Just look at that cover! How does that not draw you in? For me, it sparks an immediate curiosity in the book. Even if I hadn’t been interested in the story I would have still wanted this book for the cover alone.
The story begins with two necromancers going into the Deadlands to retrieve the spirit of their king. Already sounds interesting, right? You see, in this land, the dead don’t stay dead. For a price a trained necromancer can go into what is essentially the land of the dead and brings someone’s spirit back and stuff it back in their body. Slightly gross? Sure. But also really cool.
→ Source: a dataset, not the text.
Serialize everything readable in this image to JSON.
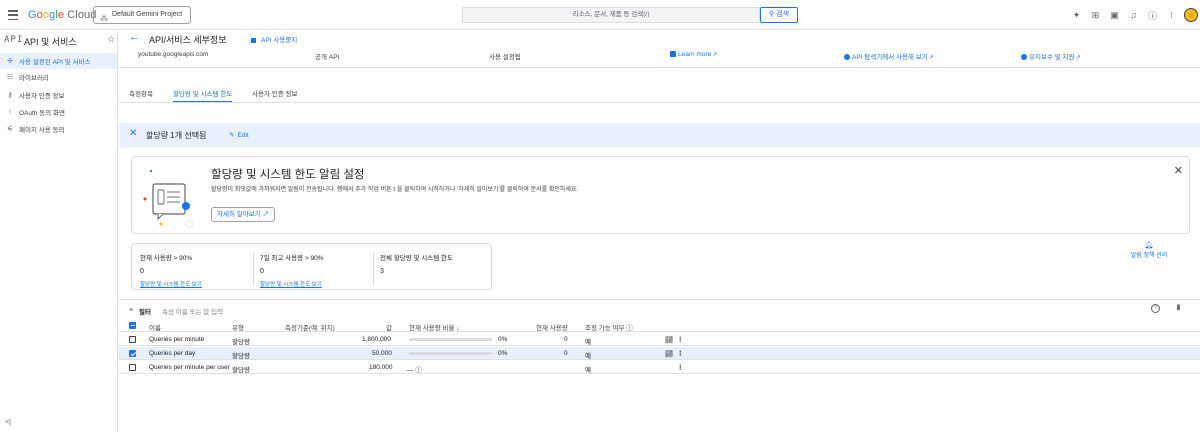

But, as with everything seemingly good in any world, there is a catch. The spirit re-enters the body but every inch of the body must remained completely covered from then on. If a living person so much as gets a glimpse of flesh the Dead will become what they call a Shade. An evil, flesh eating, super strong creature with no sense or thoughts outside of devouring flesh. While the Dead retain the personalities etc they had in life, the Shades are more like evil super zombies you’d see in Resident Evil games. Well, at least that is how I saw them and the more a Shade kills and devours its victims the stronger it gets.
Odessa is the necromancer we follow in this book. She and the few others necromancers in the area are as close as family and are very serious about and proud of their work. It is an honor to be trained as a necromancer and Odessa works for the king himself who has been raised multiple times since his first death many, many years before. He is a kind king who cares about his people but is hesitant to accept change.
The problem Odessa and the others encounter is that someone is purposefully making Shades out of the Dead and has learned to control them which they had thought impossible. These controlled Shades are attacking living and Dead alike and causing havoc and panic. Our trained necromancers must partake in a mission to save the peaceful Dead, the fearful living, and help to maintain peace across the kingdom.
On their quest they will experience loss and the pain and despair that comes with that. But among that pain has the possibility to grow new happiness. This book shows great character growth which is something I definitely appreciate. It also tackles LGBT relationships in a way that feels very natural. Have you ever read a book that tries to add a LGBT character and it just feels awkward and forced? Reign of the Fallen doesn’t have that issue. It was well done. Tasteful without being oversexualized.
One thing I would like to bring up, because I know it could be an issue for some readers, is there is a substance abuse theme about 1/3 way through the book. It isn’t over quickly and the theme continues until nearly the end of the story. So, if that is something you find troubling, please be aware of it before picking up this book.
Overall, I very much enjoyed this book. Necromancers and what are, in a nutshell, nice zombies are not things you see often in books and especially not YA and I think Marsh did an excellent job. It was also nice to see a book with an over-arcing LGBT theme that wasn’t a huge sexual focus, just pleasantly there. I would highly recommend Reign of the Fallen to anyone who enjoys YA fantasy.
Thank you to Netgalley for an eARC of this book. This in no way influenced my opinions.